Primary Tools & Materials:
SCREEN PRINTING, PC/Mobile applications

Additional Tools & Materials: scanner, Adobe Photoshop, Adobe Illustrator, inkjet printer, scanner.

To pair up "analog printing" and "pc/mobile apps," I decided to print by hand a design made in the computer. This screen printed letter is inspired by the typeface Tangier 4847n by Photo-Lettering Inc., found in a specimen book from the library. I scanned it, added a few more shapes and textures to the original, and then separated it into two print layers, to screen print two colors. My goal was to demonstrate how additional colors and tones can be created by overlapping two colors in a screen printed design. The two colors I printed with here are the light blue, which went down first, then the red, which layered on top of the blue. This created a third color in some areas that represents a dark maroon or purple. Secondly, I wanted to show how the paper on which designs are screen printed can also have a large effect on the final colors of a design, which is why I tried layering this two color letter on about ten different colored papers. Last, I wanted to deliberately offset the registration of the two colors in some of my prints, to not only emphasize the "third" color that's created, but to essentially create an entirely new letterform. 

In image one, I've deliberately offset the red layer by about an eighth of an inch. Images 2, 3, and 4 show respectively the layers of ink in the order they were applied, then the resulting "three color" letter, with proper registration. Image 5 shows a print that has already received the blue layer about to be coated with red ink. Images 7 through 9 are some alternate color studies on gold, gray, and yellow paper. 

Multi color screen printing is one of those activities that is always exciting, no matter how many times I've done it. It's always so satisfying and exciting to see what each color ink looks like when it's added to the last. It truly is magic. That being said, one of the most striking characteristics of screen printing is how imperfect and irregular it often looks. My poor registration was intentional, but sometimes registration can slide off by accident or due to poor file set up or improper burning of a negative onto the screen. This effect can at best add to the beauty or the quirkiness of a print, and at worst, render it illegible. Perfect registration requires an eye for detail, a steady hand, and constantly checking your print setup. In the case of image one - my improper registration served to clearly define the overlap of my two colors, while at the same time creating an entirely new letterform which can be seen as one entirely new letter shape. 
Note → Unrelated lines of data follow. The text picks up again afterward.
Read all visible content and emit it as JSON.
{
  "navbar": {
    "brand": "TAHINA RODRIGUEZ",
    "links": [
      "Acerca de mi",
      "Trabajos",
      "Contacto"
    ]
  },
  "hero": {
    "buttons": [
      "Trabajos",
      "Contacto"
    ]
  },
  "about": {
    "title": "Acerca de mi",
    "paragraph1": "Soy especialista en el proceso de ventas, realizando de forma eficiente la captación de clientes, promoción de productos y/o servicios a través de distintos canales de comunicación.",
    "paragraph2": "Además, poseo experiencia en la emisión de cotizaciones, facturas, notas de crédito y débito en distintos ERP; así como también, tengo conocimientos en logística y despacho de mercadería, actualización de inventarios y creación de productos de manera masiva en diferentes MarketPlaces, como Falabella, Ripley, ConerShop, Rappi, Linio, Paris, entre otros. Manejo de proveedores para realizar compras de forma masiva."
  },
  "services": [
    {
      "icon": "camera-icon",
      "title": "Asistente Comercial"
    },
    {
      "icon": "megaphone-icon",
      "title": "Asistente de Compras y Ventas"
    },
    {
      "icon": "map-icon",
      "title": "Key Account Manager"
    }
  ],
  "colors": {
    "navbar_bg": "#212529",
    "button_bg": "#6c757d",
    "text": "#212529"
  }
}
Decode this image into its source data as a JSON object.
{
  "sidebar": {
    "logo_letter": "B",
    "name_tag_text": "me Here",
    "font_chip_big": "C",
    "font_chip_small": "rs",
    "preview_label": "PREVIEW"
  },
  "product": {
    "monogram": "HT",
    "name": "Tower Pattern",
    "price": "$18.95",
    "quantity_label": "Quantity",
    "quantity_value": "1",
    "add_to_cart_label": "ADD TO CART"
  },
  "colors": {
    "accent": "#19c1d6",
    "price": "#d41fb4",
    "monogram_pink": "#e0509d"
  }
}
A typeface based upon a two color screen print could demonstrate the look of a letter pulled with too much, or too little ink. It could show blurred edges where not enough pressure was applied to the screen during inking. Layers could closely align or greatly misalign at the user's discretion. And placing it on different colored backgrounds should affect the way the colors display - as though they really were semi-transparent shapes of ink sitting on paper. This font could be quite versatile, but one thing it should never be is "perfect," which would defeat the purpose in mimicking the behavior of screen printing. 

Huge thanks go to my dear friend Lenny Terenzi at Hey Monkey Design for allowing me to take over his screen printing shop for the day, make a mess, and learn a few new things about this process. As always, thank you for being so generous with your time, your expertise, and your toys.